→ Try it
Copy out each line of the listing that has the word "text" in it.

→ Records to use
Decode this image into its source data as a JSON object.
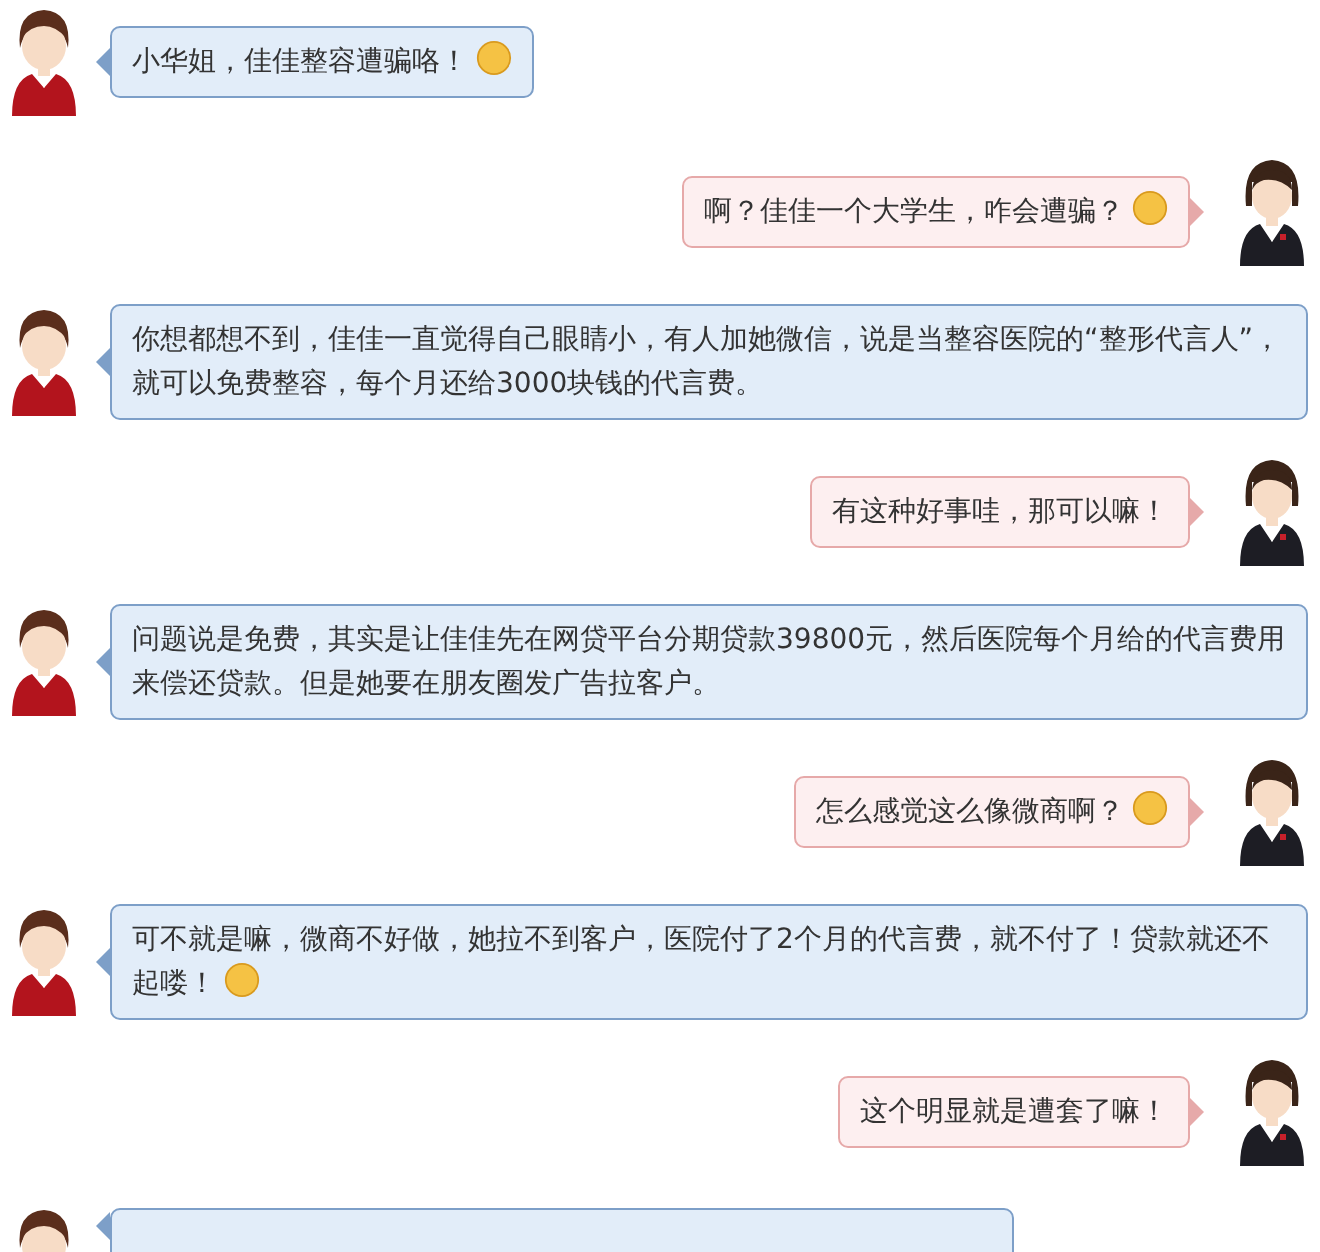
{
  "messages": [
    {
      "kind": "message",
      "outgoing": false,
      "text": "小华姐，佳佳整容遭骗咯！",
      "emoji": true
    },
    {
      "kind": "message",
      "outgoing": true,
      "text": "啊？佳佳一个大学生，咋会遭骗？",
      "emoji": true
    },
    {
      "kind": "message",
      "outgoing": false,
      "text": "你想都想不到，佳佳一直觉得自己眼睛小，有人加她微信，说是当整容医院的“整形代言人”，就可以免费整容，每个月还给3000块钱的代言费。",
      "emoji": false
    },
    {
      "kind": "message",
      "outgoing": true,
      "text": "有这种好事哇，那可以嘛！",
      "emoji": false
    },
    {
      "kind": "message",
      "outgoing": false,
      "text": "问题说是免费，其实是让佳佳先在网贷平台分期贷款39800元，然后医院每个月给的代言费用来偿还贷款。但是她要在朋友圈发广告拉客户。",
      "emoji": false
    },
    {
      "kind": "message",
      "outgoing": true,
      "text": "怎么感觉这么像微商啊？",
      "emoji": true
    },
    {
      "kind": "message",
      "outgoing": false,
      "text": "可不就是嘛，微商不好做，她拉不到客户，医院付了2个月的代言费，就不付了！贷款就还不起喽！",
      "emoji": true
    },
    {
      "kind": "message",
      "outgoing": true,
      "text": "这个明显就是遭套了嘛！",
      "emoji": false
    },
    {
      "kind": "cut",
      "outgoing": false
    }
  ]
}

→ The completed task
      "text": "小华姐，佳佳整容遭骗咯！",
      "text": "啊？佳佳一个大学生，咋会遭骗？",
      "text": "你想都想不到，佳佳一直觉得自己眼睛小，有人加她微信，说是当整容医院的“整形代言人”，就可以免费整容，每个月还给3000块钱的代言费。",
      "text": "有这种好事哇，那可以嘛！",
      "text": "问题说是免费，其实是让佳佳先在网贷平台分期贷款39800元，然后医院每个月给的代言费用来偿还贷款。但是她要在朋友圈发广告拉客户。",
      "text": "怎么感觉这么像微商啊？",
      "text": "可不就是嘛，微商不好做，她拉不到客户，医院付了2个月的代言费，就不付了！贷款就还不起喽！",
      "text": "这个明显就是遭套了嘛！",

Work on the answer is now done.